Oscar-winning actor Peter Ustinov didn’t have much use for organized religion; he found it oppressive and depressing. Preferring individual freedom of expression, Ustinov says he arrived at his faith after reasoned thought rather than divine inspiration.
ACLU attorney Arthur Garfield Hays was part of some of the biggest court cases of the early 20th century from the Scottsboro Nine to the Sacco and Vanzetti trial. But when it came to naming his belief, Hays found it in the basic concept of freedom.
Nazi occupation forced Czech-born film impresario Hugo Haas to flee his homeland.

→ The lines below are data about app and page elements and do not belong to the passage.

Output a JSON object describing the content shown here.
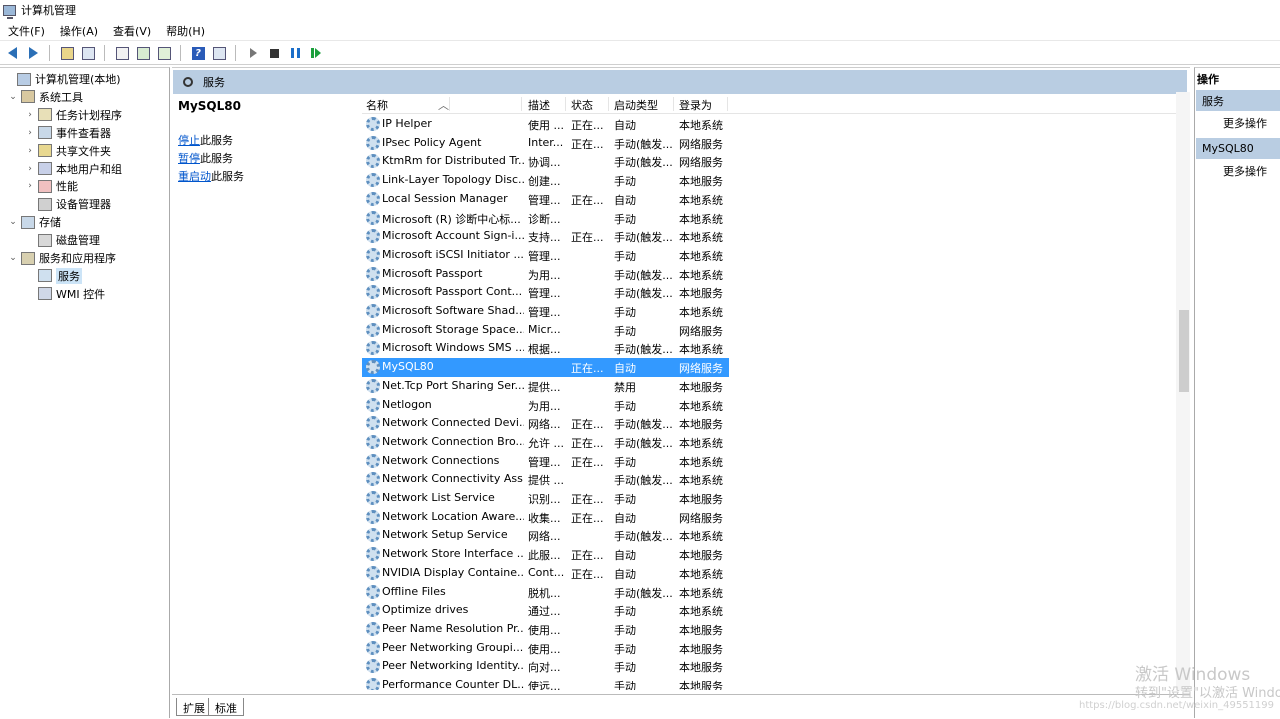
{
  "window": {
    "title": "计算机管理"
  },
  "menu": [
    "文件(F)",
    "操作(A)",
    "查看(V)",
    "帮助(H)"
  ],
  "toolbar": [
    "back-icon",
    "forward-icon",
    "up-icon",
    "show-tree-icon",
    "export-icon",
    "refresh-icon",
    "export-list-icon",
    "help-icon",
    "properties-icon",
    "start-service-icon",
    "stop-service-icon",
    "pause-service-icon",
    "restart-service-icon"
  ],
  "tree": {
    "items": [
      {
        "label": "计算机管理(本地)",
        "icon": "computer-icon",
        "level": 0,
        "expander": ""
      },
      {
        "label": "系统工具",
        "icon": "tools-icon",
        "level": 1,
        "expander": "⌄"
      },
      {
        "label": "任务计划程序",
        "icon": "clock-icon",
        "level": 2,
        "expander": "›"
      },
      {
        "label": "事件查看器",
        "icon": "event-viewer-icon",
        "level": 2,
        "expander": "›"
      },
      {
        "label": "共享文件夹",
        "icon": "shared-folder-icon",
        "level": 2,
        "expander": "›"
      },
      {
        "label": "本地用户和组",
        "icon": "users-icon",
        "level": 2,
        "expander": "›"
      },
      {
        "label": "性能",
        "icon": "performance-icon",
        "level": 2,
        "expander": "›"
      },
      {
        "label": "设备管理器",
        "icon": "device-manager-icon",
        "level": 2,
        "expander": ""
      },
      {
        "label": "存储",
        "icon": "storage-icon",
        "level": 1,
        "expander": "⌄"
      },
      {
        "label": "磁盘管理",
        "icon": "disk-icon",
        "level": 2,
        "expander": ""
      },
      {
        "label": "服务和应用程序",
        "icon": "services-apps-icon",
        "level": 1,
        "expander": "⌄"
      },
      {
        "label": "服务",
        "icon": "services-icon",
        "level": 2,
        "expander": "",
        "selected": true
      },
      {
        "label": "WMI 控件",
        "icon": "wmi-icon",
        "level": 2,
        "expander": ""
      }
    ]
  },
  "center": {
    "header": "服务",
    "detail": {
      "service_name": "MySQL80",
      "actions": [
        {
          "link": "停止",
          "rest": "此服务"
        },
        {
          "link": "暂停",
          "rest": "此服务"
        },
        {
          "link": "重启动",
          "rest": "此服务"
        }
      ]
    },
    "columns": [
      "名称",
      "描述",
      "状态",
      "启动类型",
      "登录为"
    ],
    "rows": [
      {
        "name": "IP Helper",
        "desc": "使用 ...",
        "status": "正在...",
        "startup": "自动",
        "logon": "本地系统"
      },
      {
        "name": "IPsec Policy Agent",
        "desc": "Inter...",
        "status": "正在...",
        "startup": "手动(触发...",
        "logon": "网络服务"
      },
      {
        "name": "KtmRm for Distributed Tr...",
        "desc": "协调...",
        "status": "",
        "startup": "手动(触发...",
        "logon": "网络服务"
      },
      {
        "name": "Link-Layer Topology Disc...",
        "desc": "创建...",
        "status": "",
        "startup": "手动",
        "logon": "本地服务"
      },
      {
        "name": "Local Session Manager",
        "desc": "管理...",
        "status": "正在...",
        "startup": "自动",
        "logon": "本地系统"
      },
      {
        "name": "Microsoft (R) 诊断中心标...",
        "desc": "诊断...",
        "status": "",
        "startup": "手动",
        "logon": "本地系统"
      },
      {
        "name": "Microsoft Account Sign-i...",
        "desc": "支持...",
        "status": "正在...",
        "startup": "手动(触发...",
        "logon": "本地系统"
      },
      {
        "name": "Microsoft iSCSI Initiator ...",
        "desc": "管理...",
        "status": "",
        "startup": "手动",
        "logon": "本地系统"
      },
      {
        "name": "Microsoft Passport",
        "desc": "为用...",
        "status": "",
        "startup": "手动(触发...",
        "logon": "本地系统"
      },
      {
        "name": "Microsoft Passport Cont...",
        "desc": "管理...",
        "status": "",
        "startup": "手动(触发...",
        "logon": "本地服务"
      },
      {
        "name": "Microsoft Software Shad...",
        "desc": "管理...",
        "status": "",
        "startup": "手动",
        "logon": "本地系统"
      },
      {
        "name": "Microsoft Storage Space...",
        "desc": "Micr...",
        "status": "",
        "startup": "手动",
        "logon": "网络服务"
      },
      {
        "name": "Microsoft Windows SMS ...",
        "desc": "根据...",
        "status": "",
        "startup": "手动(触发...",
        "logon": "本地系统"
      },
      {
        "name": "MySQL80",
        "desc": "",
        "status": "正在...",
        "startup": "自动",
        "logon": "网络服务",
        "selected": true
      },
      {
        "name": "Net.Tcp Port Sharing Ser...",
        "desc": "提供...",
        "status": "",
        "startup": "禁用",
        "logon": "本地服务"
      },
      {
        "name": "Netlogon",
        "desc": "为用...",
        "status": "",
        "startup": "手动",
        "logon": "本地系统"
      },
      {
        "name": "Network Connected Devi...",
        "desc": "网络...",
        "status": "正在...",
        "startup": "手动(触发...",
        "logon": "本地服务"
      },
      {
        "name": "Network Connection Bro...",
        "desc": "允许 ...",
        "status": "正在...",
        "startup": "手动(触发...",
        "logon": "本地系统"
      },
      {
        "name": "Network Connections",
        "desc": "管理...",
        "status": "正在...",
        "startup": "手动",
        "logon": "本地系统"
      },
      {
        "name": "Network Connectivity Ass...",
        "desc": "提供 ...",
        "status": "",
        "startup": "手动(触发...",
        "logon": "本地系统"
      },
      {
        "name": "Network List Service",
        "desc": "识别...",
        "status": "正在...",
        "startup": "手动",
        "logon": "本地服务"
      },
      {
        "name": "Network Location Aware...",
        "desc": "收集...",
        "status": "正在...",
        "startup": "自动",
        "logon": "网络服务"
      },
      {
        "name": "Network Setup Service",
        "desc": "网络...",
        "status": "",
        "startup": "手动(触发...",
        "logon": "本地系统"
      },
      {
        "name": "Network Store Interface ...",
        "desc": "此服...",
        "status": "正在...",
        "startup": "自动",
        "logon": "本地服务"
      },
      {
        "name": "NVIDIA Display Containe...",
        "desc": "Cont...",
        "status": "正在...",
        "startup": "自动",
        "logon": "本地系统"
      },
      {
        "name": "Offline Files",
        "desc": "脱机...",
        "status": "",
        "startup": "手动(触发...",
        "logon": "本地系统"
      },
      {
        "name": "Optimize drives",
        "desc": "通过...",
        "status": "",
        "startup": "手动",
        "logon": "本地系统"
      },
      {
        "name": "Peer Name Resolution Pr...",
        "desc": "使用...",
        "status": "",
        "startup": "手动",
        "logon": "本地服务"
      },
      {
        "name": "Peer Networking Groupi...",
        "desc": "使用...",
        "status": "",
        "startup": "手动",
        "logon": "本地服务"
      },
      {
        "name": "Peer Networking Identity...",
        "desc": "向对...",
        "status": "",
        "startup": "手动",
        "logon": "本地服务"
      },
      {
        "name": "Performance Counter DL...",
        "desc": "使远...",
        "status": "",
        "startup": "手动",
        "logon": "本地服务"
      }
    ],
    "tabs": [
      "扩展",
      "标准"
    ]
  },
  "actions_pane": {
    "title": "操作",
    "sections": [
      {
        "header": "服务",
        "item": "更多操作"
      },
      {
        "header": "MySQL80",
        "item": "更多操作"
      }
    ]
  },
  "watermark": {
    "line1": "激活 Windows",
    "line2": "转到\"设置\"以激活 Windo",
    "line3": "https://blog.csdn.net/weixin_49551199"
  },
  "colors": {
    "selection": "#3399ff",
    "header_band": "#b9cde2"
  }
}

After living in America for 13 years, Haas explored his beliefs, which ranged from his desire to embrace life to his gratitude to God for the gifts of nature, art and friendship.
It is terribly difficult to say honestly, without posing or faking, what one truly and fundamentally believes. Reticence or an itch to make public confession may distort or dramatize what is really there to be said, and public expressions of...
Harvard physician and researcher Alexander Forbes sees the march of evolution through time, and he acknowledges the work of a higher power in the process. Forbes believes it’s a force that can inspire humans toward greater cooperation and mutual respect.
Despite being a successful executive, Albert Nesbitt realized one day his life was empty. After some soul searching, he decided to return to the Christian principles on which he was raised. Nesbitt believes having religion is best when one actively practices it.
Former Bakersfield, Calif., police chief Robert Powers struggled to make sense of what he saw in his years in law enforcement. He found comfort in the words of religious and mystic texts from around the world, and in his belief that God loves mankind.
Although born in France, author Albert Guerard loved his adopted American home, and the principles on which it is based. Guerard called himself a “do-gooder with a critical spirit,” and he believed that love and charity would raise mankind out of the “primeval slime.”
New York City councilwoman Genevieve B. Earle believes in the benefits of a strong government to promote laws and provide for its citizens. But she says that can only happen when the people are engaged as active, equal partners in the work of a city.